An English dictionary is not a rulebook, but a suggested guideline. It is based on the pronunciation, spelling, and usage of most educated speakers.
Uh oh, it’s happened again. You’ve been able to avoid it for the last 3 years. Now here it is again…the dreaded presentation. Ever been in one of these situations?
- You’ve been invited to make a key presentation at a Board of Directors meeting.
- Your dream job just opened up and you will need to interview for it.
- You have one single opportunity to have lunch with a prospective major account client.
- You have three months to prepare your 25th high school class reunion’s keynote address.
- You’ve been asked to fill in for a colleague in teaching a training session to senior management.
- Your company is in the peak of a crisis or incident and you need to speak about it live on television or on radio.
- You volunteered on a mission trip sponsored by a large company in your area and are […]
Purpose: What are your purposes in presenting your idea? How is it good for your organization? Why should you be the one to deliver this message to your boss (or other targeted audience)? What do you want from this pitch for yourself and/or your team?
Audience: Knowing what you know about your boss (from the first two steps above), what do you expect from him or her? What are her questions going to be? What will she be concerned about? What amount of detail will he want? When is the best time of day to talk to him? What behaviors does he really admire from his employees? What does he loathe? What are the questions you hope she doesn’t ask – and what are the answers to those tough questions?
My Actions: Knowing your purpose(s) and your audience tells you the behaviors and actions you should display. What will be your actions […]
Most people spend a great deal of time and effort crafting a stellar message when trying to land their dream job or next great assignment. Professional credentials, experience, power words… these are all details we include in attempts to get the interest of a prospective employer. Not that this isn’t an important piece to the puzzle…it is… but there is more. Would you believe me if I said that if this prospective employer HEARD your pitch when they read it – even if you used exactly the same words – they would rate you above others and would be more likely to hire you?
A new study by the University of Chicago Booth School of Business found that when employers listened to job qualifications from prospective candidates, they rated the candidates as more competent, thoughtful, and intelligent than when they simply read a […]
The last time your business development team submitted a proposal in response to an RFP to win new work -- was it accepted favorably? Was your company shortlisted for an upcoming interview or presentation to bid on the work? And when your team made their in-person presentation, did you indeed win new work? If so, congratulations – we hope you see that happen many more times next year!
One great question can elicit useful answers, move a relationship to a higher plane, or propel a business solution. The following tips can make you a more strategic communicator and get you noticed for your thought leadership.

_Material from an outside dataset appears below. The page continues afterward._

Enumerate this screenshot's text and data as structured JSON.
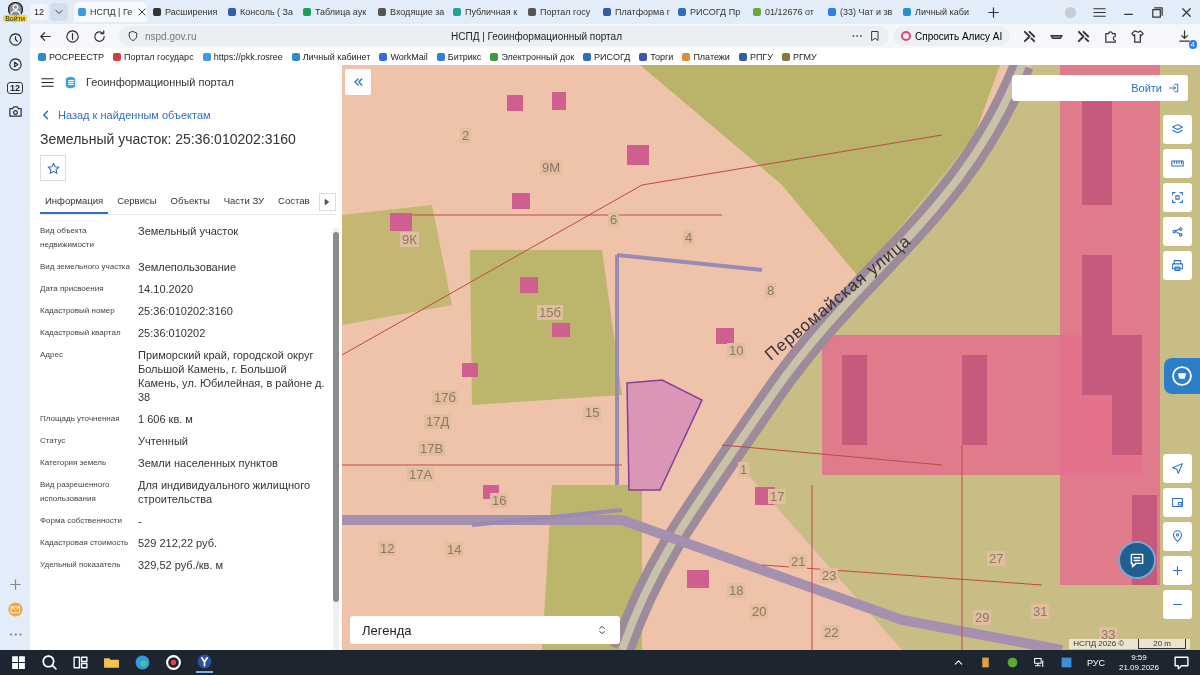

- Ask open-ended questions that stimulate thinking. Typically, these types of questions begin with “How” or “What do you think about…” Note: too many “why” questions can make one sound confrontational.
- Ask for the individual’s own ideas. This empowers the person and makes him/her feel valued
- Ask Interpretive Questions; “ what do you think about…?”
- Dig Deeper. Instead of asking a leading question (“You think that was the best decision, don’t you?”), ask a deeper question, “Why do you think that?”
- Start with what you understand, followed by what remains unclear. “I understand that we’re in a risky economy, but I think I […]
Body language affects how others see us, and it may also affect how we see ourselves. Social psyhcologist Amy Cuddy shows how “power pose” — standing in a posture of confidence for 2 minutes — can raise testosterone levels (your hormone that generates confidence), and lower cortisol levels (your stress hormone), and positively impact our performance and success.
Companies present in teams often to garner high dollar sales. In some ways, team and solo presentations are alike. Both rely on the same fundamentals—setting objectives, preparing, structuring, and then presenting with the right skills and techniques. But the similarities pretty much end there, and the recognition that you’re now part of a team becomes all-important. To be successful, a team presentation must come off as just that: a team presentation.
The team leader leads the team in deciding on the specific outcome(s) to be achieved. Most important, the team leader should guide, not dictate. The leader’s job really is to facilitate the process of deciding objectives and key messages. What response does the team want from its audience? If the team is successful, what will the audience remember about the team/company? And what will happen because of the presentation?
The leader is also responsible for determining […]
Coughing from a cold can be very harmful to the voice. A "silent cough" technique can be easily taught to prevent the trauma from coughing.
Have you noticed that lizards are never leaders? Other reptiles or animals do not follow the lizard. Lizards don’t even follow other lizards. Instead, lizards seem to dart around following only their own genetic instincts for survival. It’s impossible to be a lizard and a leader at the same time.
Each of us has a lizard brain. A fight-or-flight, instinctual part of our brain called the amygdala. It is part of the limbic system, a system known for being all about emotion, instinct, and decision-making, based on our feelings. The amygdala portion of our limbic system kicks into high gear when we are stressed, overloaded, angry, and fearful. An activated amygdala shuts down our brain’s center for higher thinking, the neocortex. The amygdala hijacks our abilities to be rational, to think strategically, to see and hear all arguments about […]